Q. You have also been a minister during the interim government. Do you think the government managed to fulfil the promises they made during the 100 days?
A. Definitely. Since the time the upcountry people migrated to Sri Lanka from India, they have not had proper houses for shelter. During the interim period, I spent funds to build 377 houses. 300 houses have already been completed. I handed over the completed houses to the people last month. For the first time in history, measures were taken to build their houses in order to uplift their living conditions. All this time, their needs had been neglected. That was done under my purview. The government has implemented whatever the tasks that were possible. Within a short period of time, everything could not be done. However, many tasks were completed.

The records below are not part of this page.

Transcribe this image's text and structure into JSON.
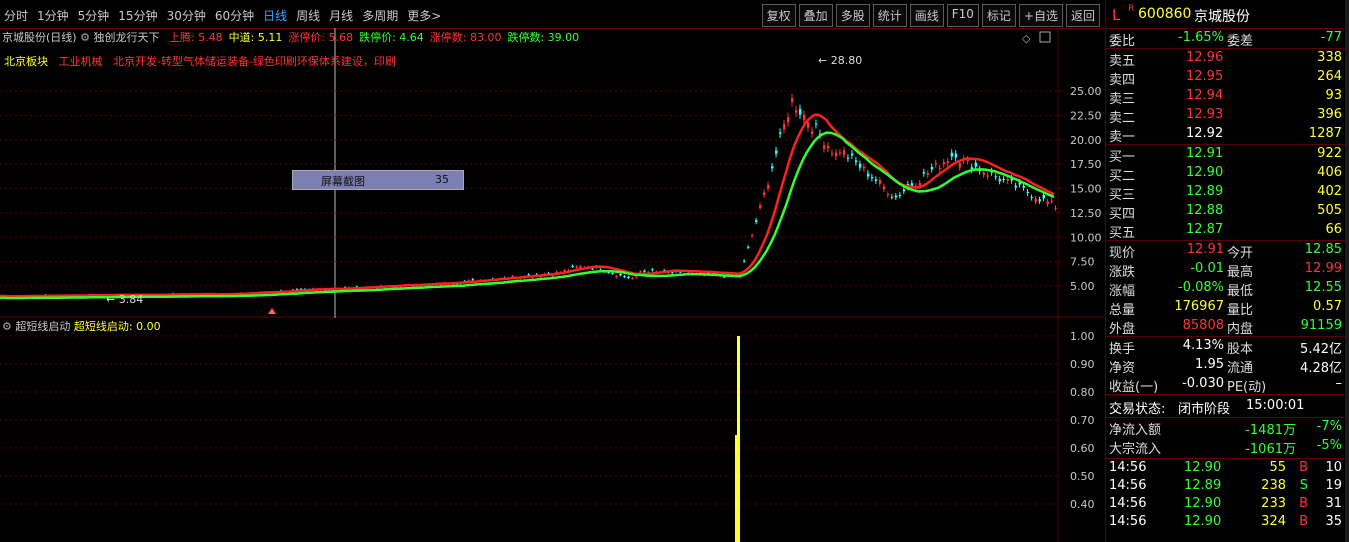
{
  "topbar": {
    "periods": [
      "分时",
      "1分钟",
      "5分钟",
      "15分钟",
      "30分钟",
      "60分钟",
      "日线",
      "周线",
      "月线",
      "多周期",
      "更多>"
    ],
    "active_period": "日线",
    "tools": [
      "复权",
      "叠加",
      "多股",
      "统计",
      "画线",
      "F10",
      "标记",
      "+自选",
      "返回"
    ]
  },
  "main": {
    "stock_name": "京城股份(日线)",
    "indicator_name": "独创龙行天下",
    "params": [
      {
        "label": "上腾:",
        "value": "5.48",
        "color": "#ff3333"
      },
      {
        "label": "中道:",
        "value": "5.11",
        "color": "#ffff33"
      },
      {
        "label": "涨停价:",
        "value": "5.68",
        "color": "#ff3333"
      },
      {
        "label": "跌停价:",
        "value": "4.64",
        "color": "#33ff33"
      },
      {
        "label": "涨停数:",
        "value": "83.00",
        "color": "#ff3333"
      },
      {
        "label": "跌停数:",
        "value": "39.00",
        "color": "#33ff33"
      }
    ],
    "sector_label": "北京板块",
    "industry": "工业机械",
    "concepts": "北京开发-转型气体储运装备-绿色印刷环保体系建设，印刷",
    "high_label": "28.80",
    "low_label": "3.84",
    "screenshot_tip": {
      "label": "屏幕截图",
      "number": "35"
    },
    "yaxis_labels": [
      "25.00",
      "22.50",
      "20.00",
      "17.50",
      "15.00",
      "12.50",
      "10.00",
      "7.50",
      "5.00"
    ]
  },
  "sub": {
    "indicator_name": "超短线启动",
    "value_label": "超短线启动: 0.00",
    "yaxis_labels": [
      "1.00",
      "0.90",
      "0.80",
      "0.70",
      "0.60",
      "0.50",
      "0.40"
    ]
  },
  "quote": {
    "flag": "L",
    "r_mark": "R",
    "code": "600860",
    "name": "京城股份",
    "weibi_label": "委比",
    "weibi": "-1.65%",
    "weicha_label": "委差",
    "weicha": "-77",
    "asks": [
      {
        "label": "卖五",
        "price": "12.96",
        "vol": "338"
      },
      {
        "label": "卖四",
        "price": "12.95",
        "vol": "264"
      },
      {
        "label": "卖三",
        "price": "12.94",
        "vol": "93"
      },
      {
        "label": "卖二",
        "price": "12.93",
        "vol": "396"
      },
      {
        "label": "卖一",
        "price": "12.92",
        "vol": "1287"
      }
    ],
    "bids": [
      {
        "label": "买一",
        "price": "12.91",
        "vol": "922"
      },
      {
        "label": "买二",
        "price": "12.90",
        "vol": "406"
      },
      {
        "label": "买三",
        "price": "12.89",
        "vol": "402"
      },
      {
        "label": "买四",
        "price": "12.88",
        "vol": "505"
      },
      {
        "label": "买五",
        "price": "12.87",
        "vol": "66"
      }
    ],
    "stats": [
      {
        "l1": "现价",
        "v1": "12.91",
        "c1": "r",
        "l2": "今开",
        "v2": "12.85",
        "c2": "g"
      },
      {
        "l1": "涨跌",
        "v1": "-0.01",
        "c1": "g",
        "l2": "最高",
        "v2": "12.99",
        "c2": "r"
      },
      {
        "l1": "涨幅",
        "v1": "-0.08%",
        "c1": "g",
        "l2": "最低",
        "v2": "12.55",
        "c2": "g"
      },
      {
        "l1": "总量",
        "v1": "176967",
        "c1": "y",
        "l2": "量比",
        "v2": "0.57",
        "c2": "y"
      },
      {
        "l1": "外盘",
        "v1": "85808",
        "c1": "r",
        "l2": "内盘",
        "v2": "91159",
        "c2": "g"
      }
    ],
    "fund": [
      {
        "l1": "换手",
        "v1": "4.13%",
        "l2": "股本",
        "v2": "5.42亿"
      },
      {
        "l1": "净资",
        "v1": "1.95",
        "l2": "流通",
        "v2": "4.28亿"
      },
      {
        "l1": "收益(一)",
        "v1": "-0.030",
        "l2": "PE(动)",
        "v2": "–"
      }
    ],
    "status_label": "交易状态:",
    "status": "闭市阶段",
    "status_time": "15:00:01",
    "flows": [
      {
        "label": "净流入额",
        "value": "-1481万",
        "pct": "-7%"
      },
      {
        "label": "大宗流入",
        "value": "-1061万",
        "pct": "-5%"
      }
    ],
    "ticks": [
      {
        "time": "14:56",
        "price": "12.90",
        "vol": "55",
        "side": "B",
        "num": "10"
      },
      {
        "time": "14:56",
        "price": "12.89",
        "vol": "238",
        "side": "S",
        "num": "19"
      },
      {
        "time": "14:56",
        "price": "12.90",
        "vol": "233",
        "side": "B",
        "num": "31"
      },
      {
        "time": "14:56",
        "price": "12.90",
        "vol": "324",
        "side": "B",
        "num": "35"
      }
    ]
  },
  "colors": {
    "up": "#ff3333",
    "down": "#33ff33",
    "neutral": "#ffff33",
    "grid": "#5a0000",
    "tip_bg": "#7d7fb2"
  }
}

For example, executive powers of the president have been reduced, cost of living was brought down as a result of reduced prices and relief given to the people, and the police department has been made independent. During the Mahinda Rajapaksa regime, he had his own police whereas now the Sri Lankan police functions independently. When Thondaman was in power, even in the Nuwara Eliya district, the police did not accept any of our complaints. Now, everybody is treated equally.

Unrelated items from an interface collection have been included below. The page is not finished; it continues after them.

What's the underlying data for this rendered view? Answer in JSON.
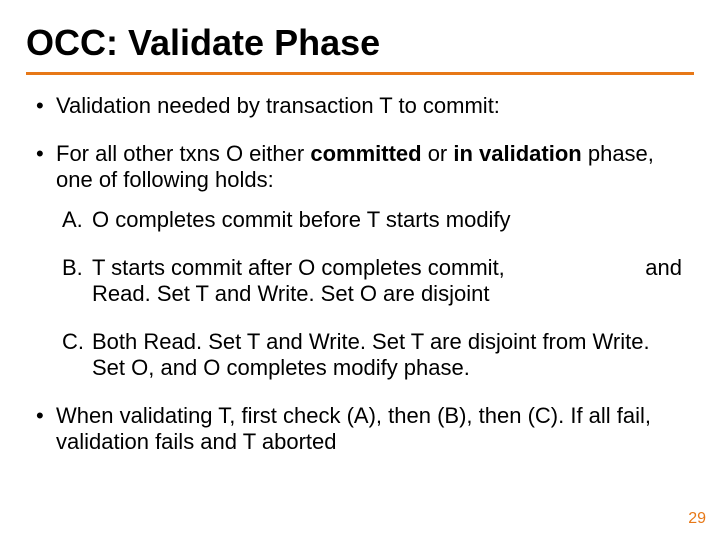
{
  "title": "OCC:  Validate Phase",
  "bullets": {
    "b1": "Validation needed by transaction T to commit:",
    "b2_pre": "For all other txns O either ",
    "b2_committed": "committed",
    "b2_or": " or ",
    "b2_validation": "in validation",
    "b2_post": " phase, one of following holds:",
    "A_letter": "A.",
    "A": "O completes commit before T starts modify",
    "B_letter": "B.",
    "B_line1": "T starts commit after O completes commit,",
    "B_and": "and",
    "B_line2": "Read. Set T and Write. Set O are disjoint",
    "C_letter": "C.",
    "C": "Both Read. Set T and Write. Set T are disjoint from Write. Set O, and O completes modify phase.",
    "b3": "When validating T, first check (A), then (B), then (C). If all fail, validation fails and T aborted"
  },
  "page_number": "29"
}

Besides, during the interim period, the UNP did not have the majority in parliament and, therefore, they did not have the power to see to the necessary changes. The opposition did not allow it. Therefore, once a stable UNP government is established after the August election, the President and the Prime Minister Ranil Wickremasinghe will have to join forces and implement what could not be implemented during that period.

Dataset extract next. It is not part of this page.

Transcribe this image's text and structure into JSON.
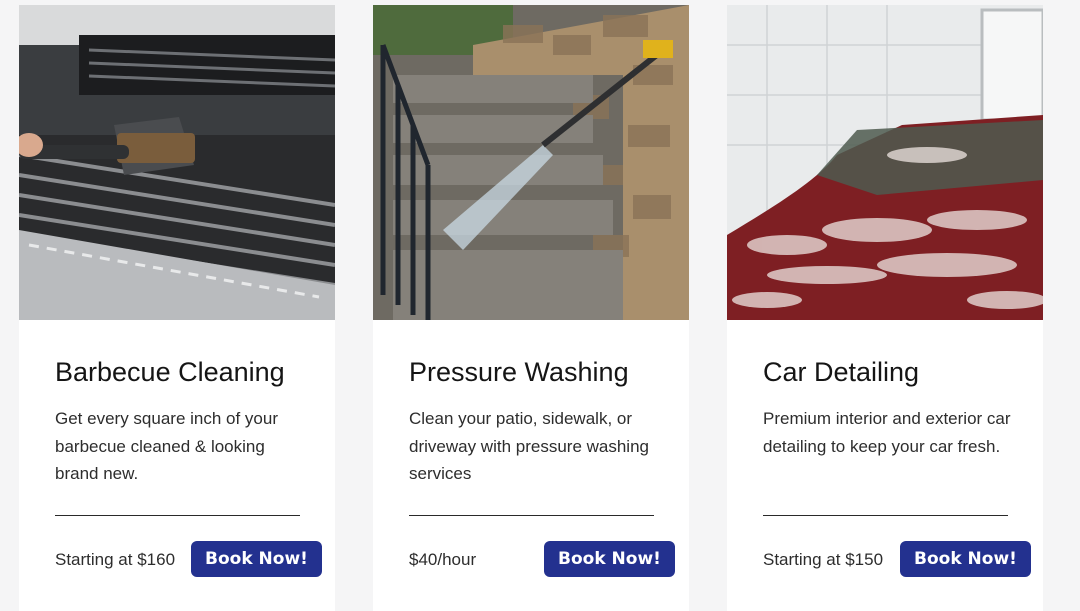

Q. Estate workers have continued to suffer due to poor wages. Recently, a trade union action demanded an increase in their salary. If you come in to power, how do you expect to address their issues?
A. The government cannot quite intervene in this problem. There are two sides. The unions deal with the issue. Even when I was with the government, we could not do much to address this issue through the budget. My idea is that neither companies nor people should experience any loss. People should be given better wages but, when encouraging that, if the companies experience loss, then, that will affect the national economy. That balance is very difficult to maintain.
Q. What is the focus of the TPA campaign at the upcoming election?
A. President Sirisena believes in ethnic harmony. He will not trouble the ethnic minority in the country. He is not an extreme nationalist or a racist like Rajapaksa. The minority favours President Sirisena as well as the UNP. If a mandate is given to the UNP to develop the country under President Sirisena as the leader of the country, Sri Lanka can be developed in terms of economy, infrastructure, education and health. A country cannot be developed only by constructing highways and roads. Development needs more insight.
Anybody can take loans for higher interest rates and lay carpet on the roads. If the UNP government is given the opportunity, a five years period is enough to do the necessary development. They cannot develop a country without the minority. We have to join forces and rise together as a nation. At present, even the international community praises the president whereas, during the previous regime, the former president did not manage to maintain cordial relationships with the international community.
Those days, there were extremist groups like Bodu Bala Sena (BBS) attacking Muslims and Tamils in the country. Now, we do not experience any of those. If Rajapaksa continues to talk about Sinhala extremism, it will take him towards his downfall. It will be his defeat. I am sure this time UNP will have a landmark victory in Nuwara Eliya, with my support.